» Assigned task
Here is a listing. Write it out again without a single difference.

» Records provided
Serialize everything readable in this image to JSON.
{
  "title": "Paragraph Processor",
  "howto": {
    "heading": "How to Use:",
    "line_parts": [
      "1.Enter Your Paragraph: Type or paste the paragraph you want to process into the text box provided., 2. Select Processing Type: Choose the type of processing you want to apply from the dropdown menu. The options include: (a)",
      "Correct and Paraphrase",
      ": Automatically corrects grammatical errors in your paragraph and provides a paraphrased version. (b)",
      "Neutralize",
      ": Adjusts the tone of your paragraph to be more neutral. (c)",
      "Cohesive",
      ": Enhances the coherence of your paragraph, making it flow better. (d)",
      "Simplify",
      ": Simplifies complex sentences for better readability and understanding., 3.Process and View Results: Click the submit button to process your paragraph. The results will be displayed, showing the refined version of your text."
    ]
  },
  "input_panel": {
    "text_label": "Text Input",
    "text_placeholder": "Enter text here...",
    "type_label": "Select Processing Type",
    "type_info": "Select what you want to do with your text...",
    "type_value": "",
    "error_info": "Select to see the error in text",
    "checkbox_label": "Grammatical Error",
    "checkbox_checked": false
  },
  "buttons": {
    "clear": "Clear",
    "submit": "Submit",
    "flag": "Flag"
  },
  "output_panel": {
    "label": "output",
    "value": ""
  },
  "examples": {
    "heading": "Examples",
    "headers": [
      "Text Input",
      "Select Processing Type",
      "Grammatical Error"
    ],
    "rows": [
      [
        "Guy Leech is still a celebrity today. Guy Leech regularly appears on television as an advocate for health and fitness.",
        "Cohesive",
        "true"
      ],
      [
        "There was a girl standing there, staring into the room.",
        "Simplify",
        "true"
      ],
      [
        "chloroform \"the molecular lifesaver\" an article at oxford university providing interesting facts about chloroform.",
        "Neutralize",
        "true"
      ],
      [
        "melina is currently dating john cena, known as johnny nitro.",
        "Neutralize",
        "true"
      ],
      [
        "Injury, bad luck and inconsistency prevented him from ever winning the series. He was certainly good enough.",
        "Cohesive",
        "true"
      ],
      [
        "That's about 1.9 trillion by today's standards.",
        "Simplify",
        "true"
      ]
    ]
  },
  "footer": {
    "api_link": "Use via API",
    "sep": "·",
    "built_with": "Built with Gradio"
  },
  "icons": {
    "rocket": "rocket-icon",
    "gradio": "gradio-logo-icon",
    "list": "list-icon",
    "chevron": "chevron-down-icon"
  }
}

» Solution
Serialize everything readable in this image to JSON.
{
  "title": "Paragraph Processor",
  "howto": {
    "heading": "How to Use:",
    "line_parts": [
      "1.Enter Your Paragraph: Type or paste the paragraph you want to process into the text box provided., 2. Select Processing Type: Choose the type of processing you want to apply from the dropdown menu. The options include: (a)",
      "Correct and Paraphrase",
      ": Automatically corrects grammatical errors in your paragraph and provides a paraphrased version. (b)",
      "Neutralize",
      ": Adjusts the tone of your paragraph to be more neutral. (c)",
      "Cohesive",
      ": Enhances the coherence of your paragraph, making it flow better. (d)",
      "Simplify",
      ": Simplifies complex sentences for better readability and understanding., 3.Process and View Results: Click the submit button to process your paragraph. The results will be displayed, showing the refined version of your text."
    ]
  },
  "input_panel": {
    "text_label": "Text Input",
    "text_placeholder": "Enter text here...",
    "type_label": "Select Processing Type",
    "type_info": "Select what you want to do with your text...",
    "type_value": "",
    "error_info": "Select to see the error in text",
    "checkbox_label": "Grammatical Error",
    "checkbox_checked": false
  },
  "buttons": {
    "clear": "Clear",
    "submit": "Submit",
    "flag": "Flag"
  },
  "output_panel": {
    "label": "output",
    "value": ""
  },
  "examples": {
    "heading": "Examples",
    "headers": [
      "Text Input",
      "Select Processing Type",
      "Grammatical Error"
    ],
    "rows": [
      [
        "Guy Leech is still a celebrity today. Guy Leech regularly appears on television as an advocate for health and fitness.",
        "Cohesive",
        "true"
      ],
      [
        "There was a girl standing there, staring into the room.",
        "Simplify",
        "true"
      ],
      [
        "chloroform \"the molecular lifesaver\" an article at oxford university providing interesting facts about chloroform.",
        "Neutralize",
        "true"
      ],
      [
        "melina is currently dating john cena, known as johnny nitro.",
        "Neutralize",
        "true"
      ],
      [
        "Injury, bad luck and inconsistency prevented him from ever winning the series. He was certainly good enough.",
        "Cohesive",
        "true"
      ],
      [
        "That's about 1.9 trillion by today's standards.",
        "Simplify",
        "true"
      ]
    ]
  },
  "footer": {
    "api_link": "Use via API",
    "sep": "·",
    "built_with": "Built with Gradio"
  },
  "icons": {
    "rocket": "rocket-icon",
    "gradio": "gradio-logo-icon",
    "list": "list-icon",
    "chevron": "chevron-down-icon"
  }
}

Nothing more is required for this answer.